Google Arts & Culture — a free app for Android and iOS — is designed to let you explore the world's greatest museums right from your smartphone. The app is a treasure trove of fine art, with high-resolution images and virtual tours from over 1,200 museums around the world. But that's not why the app has gone viral, hitting the top of the download charts this week. Instead, it's all about selfies.
The latest version of the app matches your selfies with works of art, letting you check out your fine art alter ego. If you've seen photos of your friends next to famous portraiture on your favorite social networks, it's not because your friends have suddenly become art buffs: it's all Google.

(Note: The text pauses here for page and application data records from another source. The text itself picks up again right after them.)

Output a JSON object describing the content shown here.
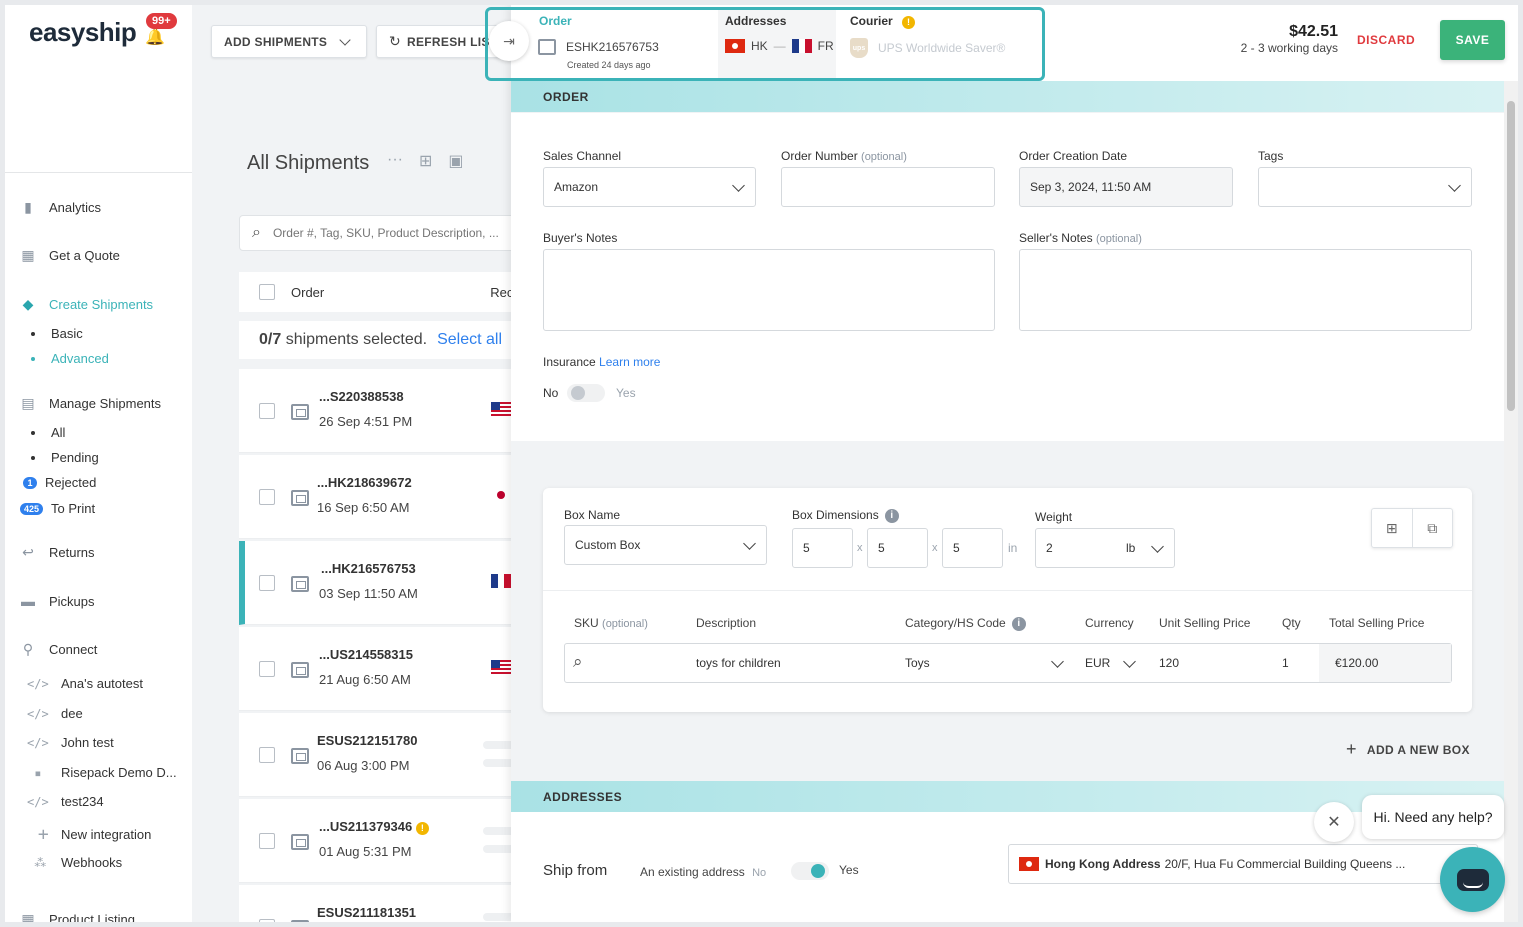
{
  "sidebar": {
    "logo": "easyship",
    "notif_badge": "99+",
    "nav": {
      "analytics": "Analytics",
      "quote": "Get a Quote",
      "create": "Create Shipments",
      "create_basic": "Basic",
      "create_advanced": "Advanced",
      "manage": "Manage Shipments",
      "manage_all": "All",
      "manage_pending": "Pending",
      "manage_rejected": "Rejected",
      "rejected_count": "1",
      "manage_toprint": "To Print",
      "toprint_count": "425",
      "returns": "Returns",
      "pickups": "Pickups",
      "connect": "Connect",
      "product_listing": "Product Listing"
    },
    "connections": [
      "Ana's autotest",
      "dee",
      "John test",
      "Risepack Demo D...",
      "test234",
      "New integration",
      "Webhooks"
    ]
  },
  "toolbar": {
    "add_shipments": "ADD SHIPMENTS",
    "refresh_list": "REFRESH LIST"
  },
  "list": {
    "title": "All Shipments",
    "search_placeholder": "Order #, Tag, SKU, Product Description, ...",
    "col_order": "Order",
    "col_rec": "Rec",
    "selected_count": "0/7",
    "selected_text": "shipments selected.",
    "select_all": "Select all",
    "rows": [
      {
        "id": "...S220388538",
        "date": "26 Sep 4:51 PM"
      },
      {
        "id": "...HK218639672",
        "date": "16 Sep 6:50 AM"
      },
      {
        "id": "...HK216576753",
        "date": "03 Sep 11:50 AM"
      },
      {
        "id": "...US214558315",
        "date": "21 Aug 6:50 AM"
      },
      {
        "id": "ESUS212151780",
        "date": "06 Aug 3:00 PM"
      },
      {
        "id": "...US211379346",
        "date": "01 Aug 5:31 PM"
      },
      {
        "id": "ESUS211181351",
        "date": ""
      }
    ]
  },
  "stepper": {
    "order_label": "Order",
    "order_id": "ESHK216576753",
    "order_created": "Created 24 days ago",
    "addresses_label": "Addresses",
    "from_country": "HK",
    "to_country": "FR",
    "courier_label": "Courier",
    "courier_name": "UPS Worldwide Saver®"
  },
  "summary": {
    "price": "$42.51",
    "eta": "2 - 3 working days",
    "discard": "DISCARD",
    "save": "SAVE"
  },
  "order_section": {
    "header": "ORDER",
    "sales_channel_label": "Sales Channel",
    "sales_channel_value": "Amazon",
    "order_number_label": "Order Number",
    "optional": "(optional)",
    "order_date_label": "Order Creation Date",
    "order_date_value": "Sep 3, 2024, 11:50 AM",
    "tags_label": "Tags",
    "buyer_notes_label": "Buyer's Notes",
    "seller_notes_label": "Seller's Notes",
    "insurance_label": "Insurance",
    "learn_more": "Learn more",
    "no": "No",
    "yes": "Yes"
  },
  "box": {
    "box_name_label": "Box Name",
    "box_name_value": "Custom Box",
    "dimensions_label": "Box Dimensions",
    "dim_l": "5",
    "dim_w": "5",
    "dim_h": "5",
    "x": "x",
    "dim_unit": "in",
    "weight_label": "Weight",
    "weight_value": "2",
    "weight_unit": "lb",
    "col_sku": "SKU",
    "col_description": "Description",
    "col_category": "Category/HS Code",
    "col_currency": "Currency",
    "col_unit_price": "Unit Selling Price",
    "col_qty": "Qty",
    "col_total": "Total Selling Price",
    "item": {
      "description": "toys for children",
      "category": "Toys",
      "currency": "EUR",
      "unit_price": "120",
      "qty": "1",
      "total": "€120.00"
    },
    "add_new_box": "ADD A NEW BOX"
  },
  "addresses_section": {
    "header": "ADDRESSES",
    "ship_from": "Ship from",
    "existing_address": "An existing address",
    "no": "No",
    "yes": "Yes",
    "address_name": "Hong Kong Address",
    "address_detail": "20/F, Hua Fu Commercial Building Queens ..."
  },
  "help": {
    "bubble": "Hi. Need any help?"
  },
  "colors": {
    "accent": "#3bb3b8",
    "save_green": "#3bb37a",
    "discard_red": "#e03a3e"
  }
}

The app uses computer vision to compare each submitted selfie to its massive database of artwork to find the perfect match. (And for those of you with privacy concerns, Google says submitted selfies are deleted as soon as a match is found.) Google classifies the feature as experimental, which seems appropriate since the matches range from frighteningly accurate to outright hilarious.
Finding yourself in fine art is simple. Just download the free Google Arts & Culture app on your Android or iOS device. Once it's installed, fire it up and scroll down until you see "Is your portrait in a museum?" Tap on it, snap a selfie, let Google work its magic, and then (of course) share the results on Facebook or Instagram.

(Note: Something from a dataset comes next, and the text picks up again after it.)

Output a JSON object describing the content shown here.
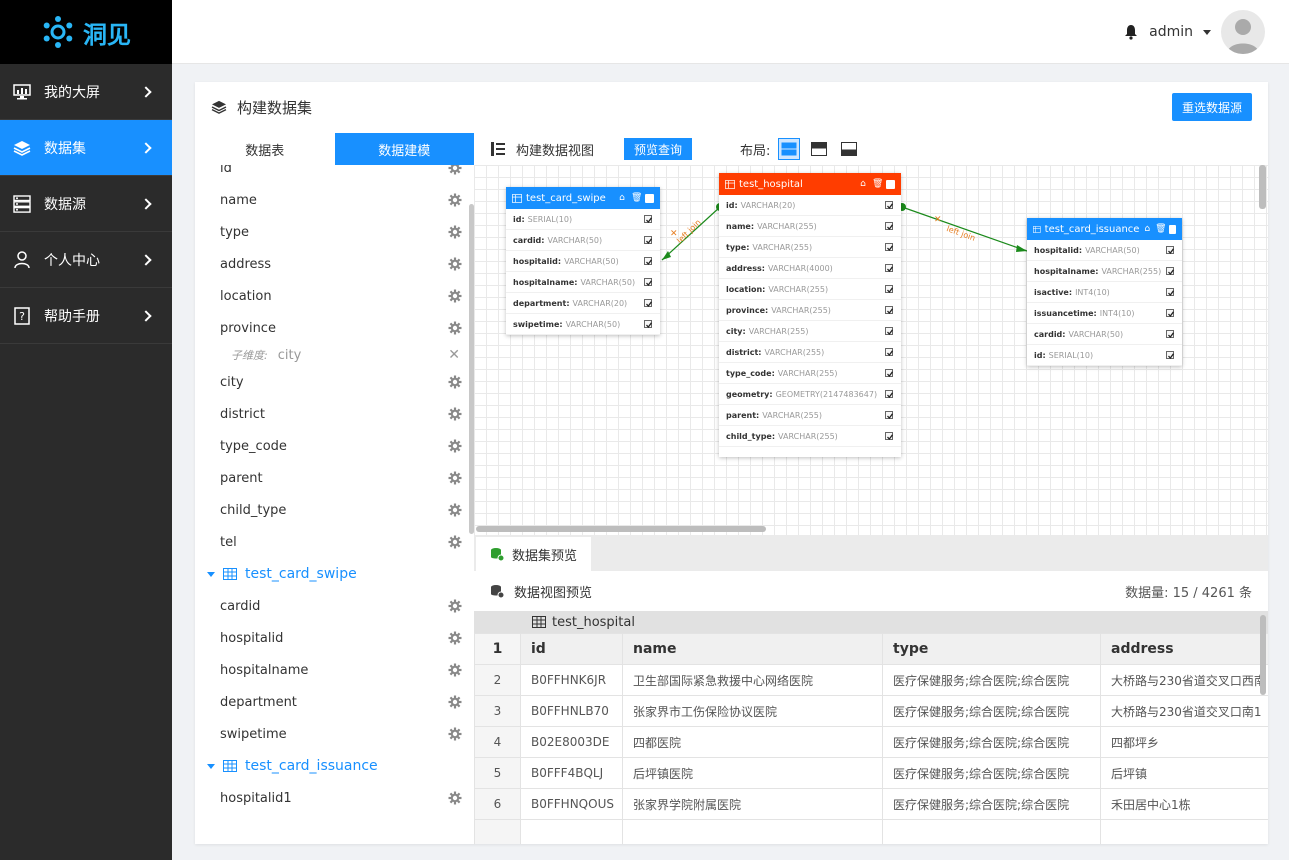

But unfortunately for selfie buffs, there's a small snag. While the app is available for download nation-wide, the feature is currently only available in select locations. Though users in most of the United States can happily match their selfies to Google's art database, anyone in Texas and Illinois is left out for now. We're hopeful this Google is just refining this experiment before it launches across the country — but the fine art selfie craze could be over before everyone has access.

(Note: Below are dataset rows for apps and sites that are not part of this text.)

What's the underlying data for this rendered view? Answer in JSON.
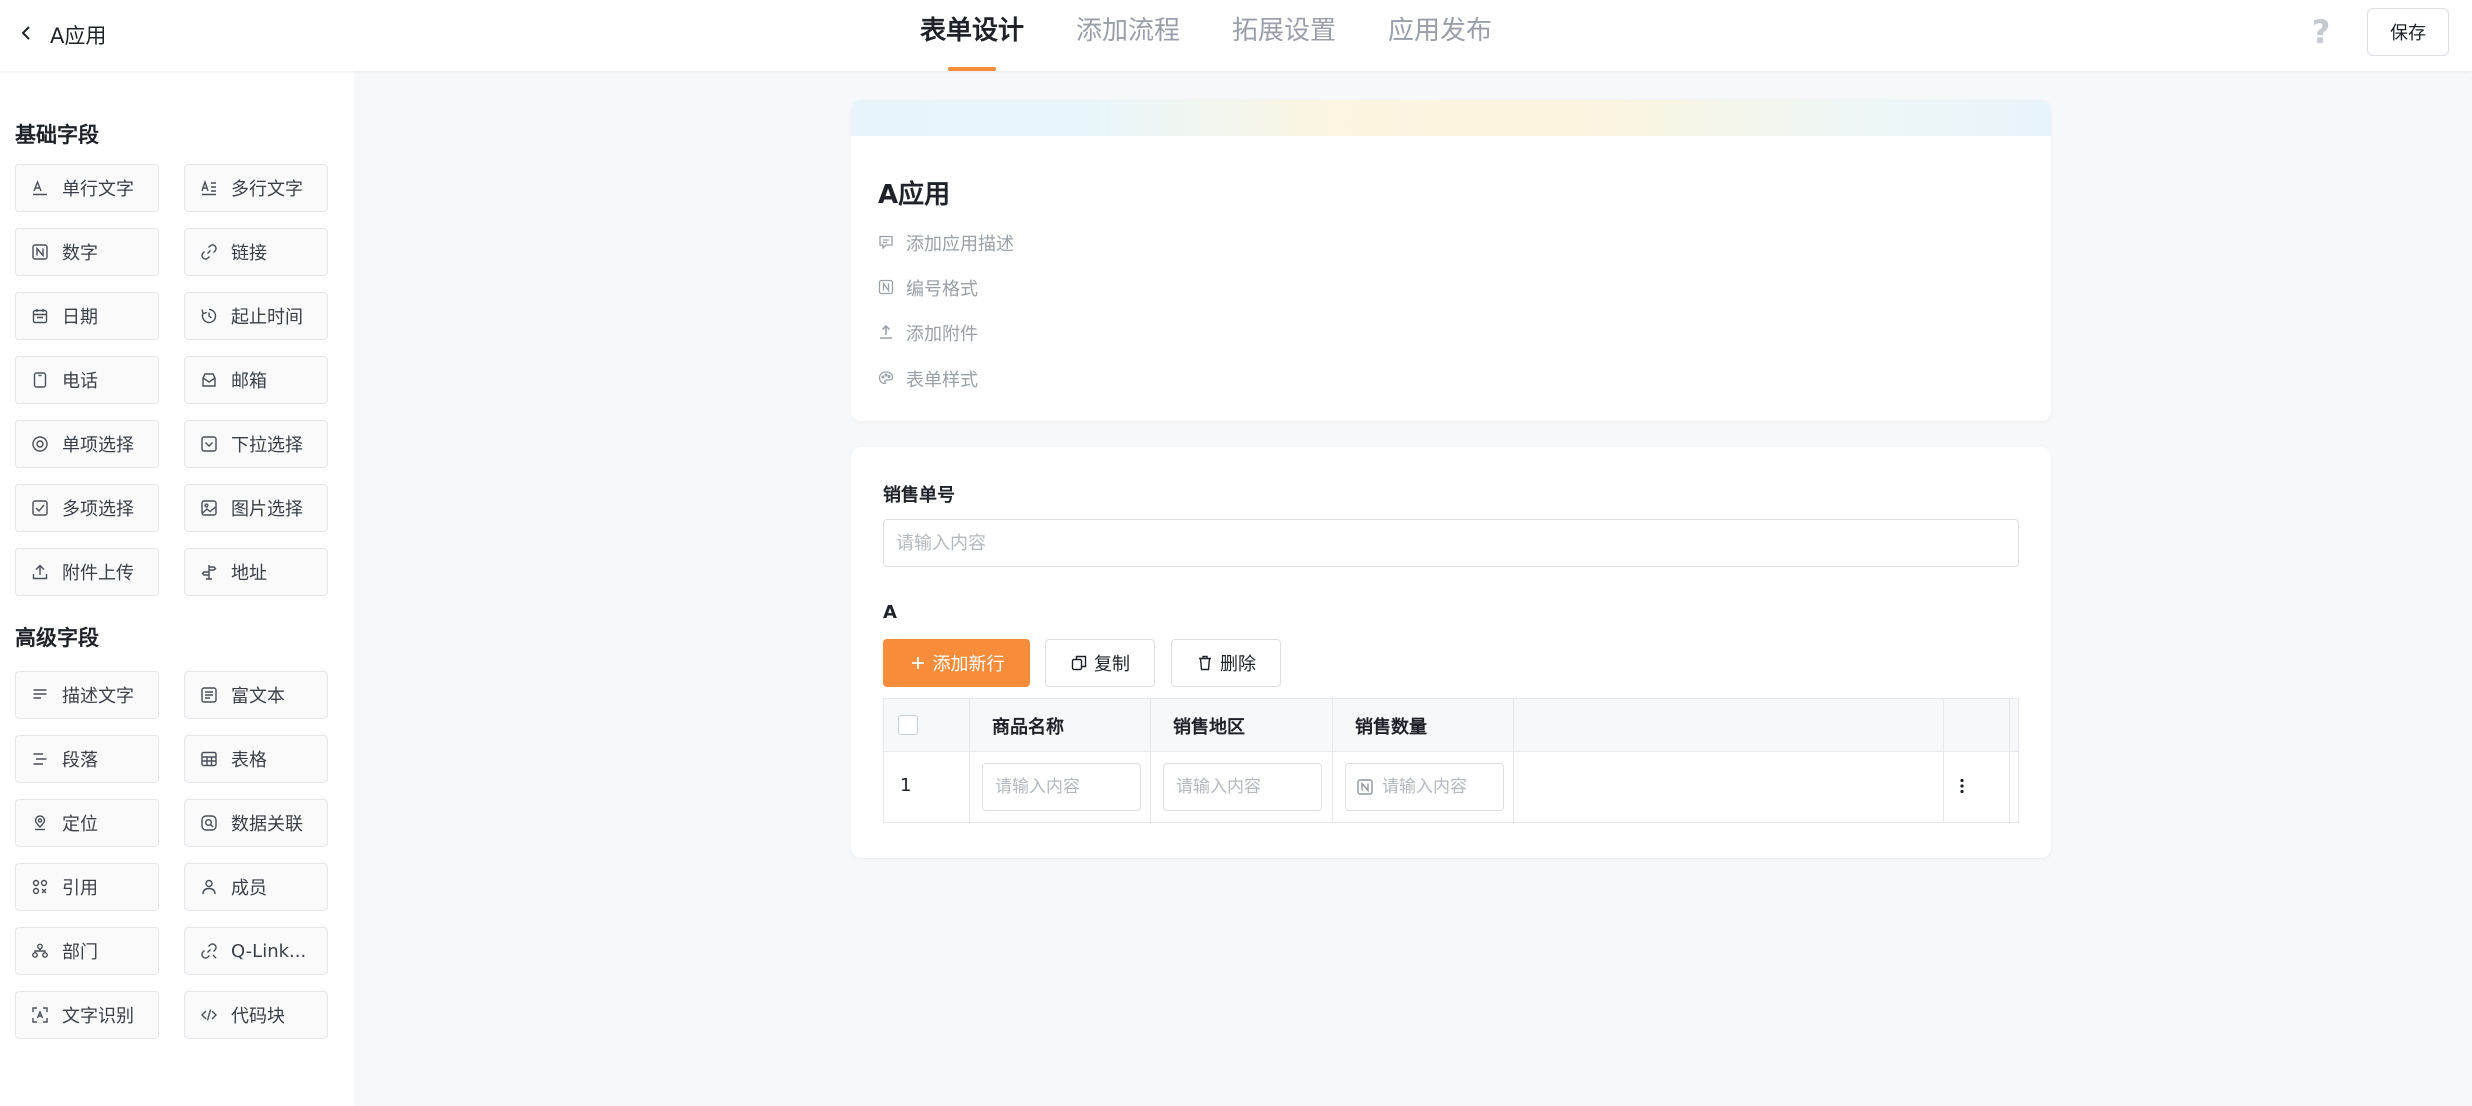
{
  "header": {
    "back_title": "A应用",
    "tabs": [
      {
        "label": "表单设计",
        "active": true
      },
      {
        "label": "添加流程",
        "active": false
      },
      {
        "label": "拓展设置",
        "active": false
      },
      {
        "label": "应用发布",
        "active": false
      }
    ],
    "help_glyph": "?",
    "save_label": "保存"
  },
  "sidebar": {
    "basic_title": "基础字段",
    "advanced_title": "高级字段",
    "basic_fields": [
      {
        "label": "单行文字",
        "icon": "text-line-icon"
      },
      {
        "label": "多行文字",
        "icon": "text-multiline-icon"
      },
      {
        "label": "数字",
        "icon": "number-icon"
      },
      {
        "label": "链接",
        "icon": "link-icon"
      },
      {
        "label": "日期",
        "icon": "calendar-icon"
      },
      {
        "label": "起止时间",
        "icon": "time-range-icon"
      },
      {
        "label": "电话",
        "icon": "phone-icon"
      },
      {
        "label": "邮箱",
        "icon": "mail-icon"
      },
      {
        "label": "单项选择",
        "icon": "radio-icon"
      },
      {
        "label": "下拉选择",
        "icon": "dropdown-icon"
      },
      {
        "label": "多项选择",
        "icon": "checkbox-icon"
      },
      {
        "label": "图片选择",
        "icon": "image-icon"
      },
      {
        "label": "附件上传",
        "icon": "upload-icon"
      },
      {
        "label": "地址",
        "icon": "address-icon"
      }
    ],
    "advanced_fields": [
      {
        "label": "描述文字",
        "icon": "description-icon"
      },
      {
        "label": "富文本",
        "icon": "rich-text-icon"
      },
      {
        "label": "段落",
        "icon": "paragraph-icon"
      },
      {
        "label": "表格",
        "icon": "table-icon"
      },
      {
        "label": "定位",
        "icon": "location-icon"
      },
      {
        "label": "数据关联",
        "icon": "data-link-icon"
      },
      {
        "label": "引用",
        "icon": "reference-icon"
      },
      {
        "label": "成员",
        "icon": "member-icon"
      },
      {
        "label": "部门",
        "icon": "department-icon"
      },
      {
        "label": "Q-Link...",
        "icon": "q-link-icon"
      },
      {
        "label": "文字识别",
        "icon": "ocr-icon"
      },
      {
        "label": "代码块",
        "icon": "code-icon"
      }
    ]
  },
  "form_header": {
    "title": "A应用",
    "items": [
      {
        "label": "添加应用描述",
        "icon": "comment-icon"
      },
      {
        "label": "编号格式",
        "icon": "number-format-icon"
      },
      {
        "label": "添加附件",
        "icon": "attachment-upload-icon"
      },
      {
        "label": "表单样式",
        "icon": "palette-icon"
      }
    ]
  },
  "form": {
    "sales_no_label": "销售单号",
    "sales_no_placeholder": "请输入内容",
    "subtable_label": "A",
    "add_row_label": "添加新行",
    "copy_label": "复制",
    "delete_label": "删除",
    "columns": [
      "商品名称",
      "销售地区",
      "销售数量"
    ],
    "rows": [
      {
        "index": "1",
        "placeholder": "请输入内容"
      }
    ]
  },
  "colors": {
    "accent": "#f78d3a",
    "text": "#1f2329",
    "muted": "#999ea8"
  }
}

Whether you're into selfies or not — and whether the selfie feature is available in your area or not — you can still use Google Arts & Culture to check out tons of amazing art. And, if you're feeling particularly industrious, you could always sort through portraits to find your artistic doppelgänger without Google's help.
[Image credit: Google/Techlicious]